But even beyond the strategic angle, healthcare advocates are questioning the morality of the purchase: that a company so  responsible for aggravating asthma is now in a position to profit from treating it. Academics moved quickly to exclude Vectura from a pharmaceutical conference soon after they heard the news about Philip Morris’ deal, worrying that the parent company will exercise the wrong kind of influence over proceedings.
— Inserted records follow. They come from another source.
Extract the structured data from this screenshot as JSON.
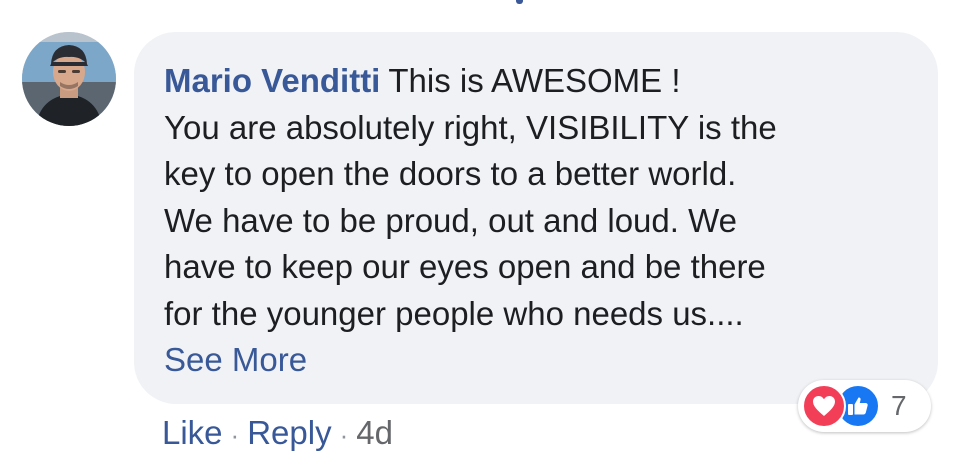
{
  "comment": {
    "author": "Mario Venditti",
    "lines": [
      "This is AWESOME !",
      "You are absolutely right, VISIBILITY is the",
      "key to open the doors to a better world.",
      "We have to be proud, out and loud. We",
      "have to keep our eyes open and be there",
      "for the younger people who needs us...."
    ],
    "see_more": "See More"
  },
  "reactions": {
    "icons": [
      "love-heart-icon",
      "thumbs-up-icon"
    ],
    "count": "7",
    "colors": {
      "love": "#f33e58",
      "like": "#1877f2"
    }
  },
  "actions": {
    "like": "Like",
    "separator": "·",
    "reply": "Reply",
    "timestamp": "4d"
  },
  "colors": {
    "bubble_bg": "#f0f2f5",
    "link": "#385898",
    "text": "#1c1e21",
    "meta": "#65676b"
  }
}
And by buying drug companies, Philip Morris perversely gains a kind of lobbying power in the healthcare sector—the sector that has spent billions trying to repair the damage done by cigarettes. Sarah Woolnough, the chief executive of Asthma UK and the British Lung Foundation, said in a statement: “There’s now a very real risk that Vectura’s deal with big tobacco will lead to the cigarette industry wielding undue influence on UK health policy.”